Baseball Cards and Major League Baseball
If the Griffey Jr. card timestamps the end of an era for baseball cards, then perhaps Griffey himself represents a transition in baseball as well; a transition in the connection between the baseball fan and the baseball card collector. Griffey Jr. was an athletic prodigy and the child of former major leaguer Ken Griffey Sr. Griffey Sr. was a part of the “Big Red Machine,” the popular Cincinnati Reds championship teams of the early 1970s.
For many, “Junior”, as he was often called, resonated with many younger fans at the time of his arrival in the major leagues. Nicknamed “The Kid," Griffey had a different look, style, and way of playing baseball than other star players. His game and demeanor were reminiscent of Willie Mays, but his style was contemporary. He often wore his cap backwards, wore earrings, smiled often, and was known for his spectacular home run-saving catches. Griffey was one the first ready-made, ESPN SportsCenter baseball players. He had a swing of the bat that often made commentators and analysts swoon.
His contemporary, Barry Bonds, was also the child of a major leaguer, a left-handed slugger, and exceptional all-around player. His public image was not, however, as friendly.
For many baseball fans and card collectors of the last twenty-five years, Griffey is considered that last “clean” baseball superstar. Nearly all of his contemporaries have been accused of steroid use. But Griffey represents a link to the past, a link to a time when the innocence of baseball card collecting coincided with the innocent lens constructed to watch baseball players play. In 1994, five years after the debut of Griffey and Upper Deck, Major League Baseball players went on strike. After Griffey’s first year, the effects of various cultural movements would win over many who would likely become baseball card collectors in a different time.
Distractions from Baseball Cards
Baseball card collectors have always intersected with other defined demographics or cultures. Perhaps the interest in collecting, traditionally cultivated in youth, declined simply due to competition outside of direct business competitors. While more and more children and adults were collecting baseball cards between 1980 and 1989, A few landmark movements in American popular culture began.
In 1984, the National Basketball Association appointed a new commissioner, David Stern. Stern would revolutionize the branding of basketball for decades to come.
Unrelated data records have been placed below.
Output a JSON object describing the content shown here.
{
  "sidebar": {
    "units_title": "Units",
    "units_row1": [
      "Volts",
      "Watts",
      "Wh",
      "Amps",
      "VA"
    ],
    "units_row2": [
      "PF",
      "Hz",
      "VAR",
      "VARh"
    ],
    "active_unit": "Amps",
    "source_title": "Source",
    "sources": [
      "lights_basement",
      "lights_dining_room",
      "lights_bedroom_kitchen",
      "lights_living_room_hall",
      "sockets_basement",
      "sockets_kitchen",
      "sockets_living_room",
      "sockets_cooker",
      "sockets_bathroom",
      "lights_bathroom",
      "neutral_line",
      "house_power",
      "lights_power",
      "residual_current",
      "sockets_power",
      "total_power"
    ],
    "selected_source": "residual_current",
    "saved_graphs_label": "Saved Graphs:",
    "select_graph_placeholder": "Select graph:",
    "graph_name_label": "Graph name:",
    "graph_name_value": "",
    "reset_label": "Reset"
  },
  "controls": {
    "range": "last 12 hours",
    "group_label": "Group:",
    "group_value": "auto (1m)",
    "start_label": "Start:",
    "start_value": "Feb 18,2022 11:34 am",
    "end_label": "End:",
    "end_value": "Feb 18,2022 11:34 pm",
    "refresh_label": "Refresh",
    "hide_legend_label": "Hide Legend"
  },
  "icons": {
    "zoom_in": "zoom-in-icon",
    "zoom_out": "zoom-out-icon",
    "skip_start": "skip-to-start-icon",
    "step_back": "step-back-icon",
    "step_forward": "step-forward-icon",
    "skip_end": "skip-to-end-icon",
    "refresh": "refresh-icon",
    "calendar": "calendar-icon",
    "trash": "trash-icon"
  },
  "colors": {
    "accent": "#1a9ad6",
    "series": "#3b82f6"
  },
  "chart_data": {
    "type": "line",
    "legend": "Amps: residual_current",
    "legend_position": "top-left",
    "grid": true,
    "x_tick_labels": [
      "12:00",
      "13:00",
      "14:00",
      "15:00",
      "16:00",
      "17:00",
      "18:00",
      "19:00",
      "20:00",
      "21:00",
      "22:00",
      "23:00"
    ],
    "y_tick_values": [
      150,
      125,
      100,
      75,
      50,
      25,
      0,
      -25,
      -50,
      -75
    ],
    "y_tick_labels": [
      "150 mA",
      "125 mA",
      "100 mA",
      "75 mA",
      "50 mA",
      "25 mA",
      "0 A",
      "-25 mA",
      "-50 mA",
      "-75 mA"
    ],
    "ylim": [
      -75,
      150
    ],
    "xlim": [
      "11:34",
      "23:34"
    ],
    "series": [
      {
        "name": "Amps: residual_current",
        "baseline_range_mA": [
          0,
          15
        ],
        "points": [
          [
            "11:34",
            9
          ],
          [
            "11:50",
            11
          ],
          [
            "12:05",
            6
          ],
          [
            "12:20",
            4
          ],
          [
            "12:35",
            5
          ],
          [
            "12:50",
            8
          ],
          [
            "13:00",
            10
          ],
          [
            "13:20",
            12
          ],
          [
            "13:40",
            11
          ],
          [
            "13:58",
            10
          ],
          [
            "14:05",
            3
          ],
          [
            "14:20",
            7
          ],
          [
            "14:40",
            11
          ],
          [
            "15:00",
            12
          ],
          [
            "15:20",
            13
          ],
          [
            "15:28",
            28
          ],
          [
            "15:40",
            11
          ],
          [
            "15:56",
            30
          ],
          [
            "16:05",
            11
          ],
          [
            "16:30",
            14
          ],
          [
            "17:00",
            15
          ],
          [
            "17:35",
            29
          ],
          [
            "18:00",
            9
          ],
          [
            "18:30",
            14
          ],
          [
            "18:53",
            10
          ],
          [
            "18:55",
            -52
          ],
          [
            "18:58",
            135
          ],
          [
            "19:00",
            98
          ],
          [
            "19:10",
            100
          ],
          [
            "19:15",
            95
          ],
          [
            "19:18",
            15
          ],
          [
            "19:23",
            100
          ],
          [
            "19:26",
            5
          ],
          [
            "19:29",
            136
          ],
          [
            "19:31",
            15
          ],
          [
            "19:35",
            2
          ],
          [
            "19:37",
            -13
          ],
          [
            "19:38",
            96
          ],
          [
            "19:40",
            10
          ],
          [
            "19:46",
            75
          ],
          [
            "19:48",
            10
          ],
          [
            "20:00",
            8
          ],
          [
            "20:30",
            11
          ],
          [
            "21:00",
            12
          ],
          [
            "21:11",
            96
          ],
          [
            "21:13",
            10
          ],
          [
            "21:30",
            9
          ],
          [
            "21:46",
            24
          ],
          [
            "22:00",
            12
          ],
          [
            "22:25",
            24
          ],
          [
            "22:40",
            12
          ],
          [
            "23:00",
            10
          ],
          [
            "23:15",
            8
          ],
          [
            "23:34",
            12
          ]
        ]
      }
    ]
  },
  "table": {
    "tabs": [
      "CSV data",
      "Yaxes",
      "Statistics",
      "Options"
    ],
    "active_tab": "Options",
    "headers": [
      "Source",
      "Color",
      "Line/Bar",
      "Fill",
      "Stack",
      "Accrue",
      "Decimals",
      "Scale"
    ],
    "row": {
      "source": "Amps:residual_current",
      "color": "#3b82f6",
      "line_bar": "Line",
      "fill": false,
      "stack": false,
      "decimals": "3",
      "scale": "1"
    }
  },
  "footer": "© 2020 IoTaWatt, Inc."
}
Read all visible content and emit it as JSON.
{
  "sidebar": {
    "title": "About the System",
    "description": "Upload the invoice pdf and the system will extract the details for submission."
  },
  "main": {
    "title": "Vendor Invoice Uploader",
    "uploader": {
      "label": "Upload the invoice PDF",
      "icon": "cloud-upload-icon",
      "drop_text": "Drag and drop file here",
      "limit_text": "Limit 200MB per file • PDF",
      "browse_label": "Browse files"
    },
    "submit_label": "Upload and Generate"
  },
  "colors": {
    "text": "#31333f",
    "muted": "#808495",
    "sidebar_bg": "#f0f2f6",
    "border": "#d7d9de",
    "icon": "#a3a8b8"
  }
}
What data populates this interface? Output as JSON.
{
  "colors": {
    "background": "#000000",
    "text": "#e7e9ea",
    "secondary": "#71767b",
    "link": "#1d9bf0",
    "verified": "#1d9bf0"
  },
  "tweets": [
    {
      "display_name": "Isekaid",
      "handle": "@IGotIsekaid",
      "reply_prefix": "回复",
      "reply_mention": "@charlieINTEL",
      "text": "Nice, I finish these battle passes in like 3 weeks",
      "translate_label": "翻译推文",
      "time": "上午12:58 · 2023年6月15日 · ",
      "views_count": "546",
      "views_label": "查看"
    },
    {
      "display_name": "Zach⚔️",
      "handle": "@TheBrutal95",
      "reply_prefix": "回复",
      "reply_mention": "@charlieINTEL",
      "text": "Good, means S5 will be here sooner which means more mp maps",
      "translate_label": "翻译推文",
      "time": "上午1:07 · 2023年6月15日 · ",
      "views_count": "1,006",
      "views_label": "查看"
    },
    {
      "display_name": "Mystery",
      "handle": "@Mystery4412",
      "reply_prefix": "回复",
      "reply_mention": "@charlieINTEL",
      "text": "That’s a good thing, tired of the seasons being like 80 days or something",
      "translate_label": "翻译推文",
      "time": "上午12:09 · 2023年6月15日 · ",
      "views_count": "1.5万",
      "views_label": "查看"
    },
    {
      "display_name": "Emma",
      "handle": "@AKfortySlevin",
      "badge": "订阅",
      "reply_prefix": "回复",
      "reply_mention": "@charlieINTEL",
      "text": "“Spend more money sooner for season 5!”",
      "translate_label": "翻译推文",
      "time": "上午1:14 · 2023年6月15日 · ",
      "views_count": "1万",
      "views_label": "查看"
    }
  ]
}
In the 1984 NBA draft with Stern at the helm, a player who would change basketball and the marketing of sports apparel was drafted - Michael Jordan. This diverted eyes away from baseball, and baseball cards. No longer did little boys want to be their dad. Many wanted to “Be Like Mike” as the 1992 Gatorade jingle goes.
In 1986, a Japanese consumer electronics company would introduce Americans to a product that would also provide more choices for youth activity - the Nintendo Entertainment System. More than the company’s competition, Nintendo popularized gaming as a leisure culture. How powerful would they become? Nintendo is the current majority owner of the Seattle Mariners, the team that drafted Ken Griffey Jr. over twenty years ago.
From guest contributor Sylvio Lynch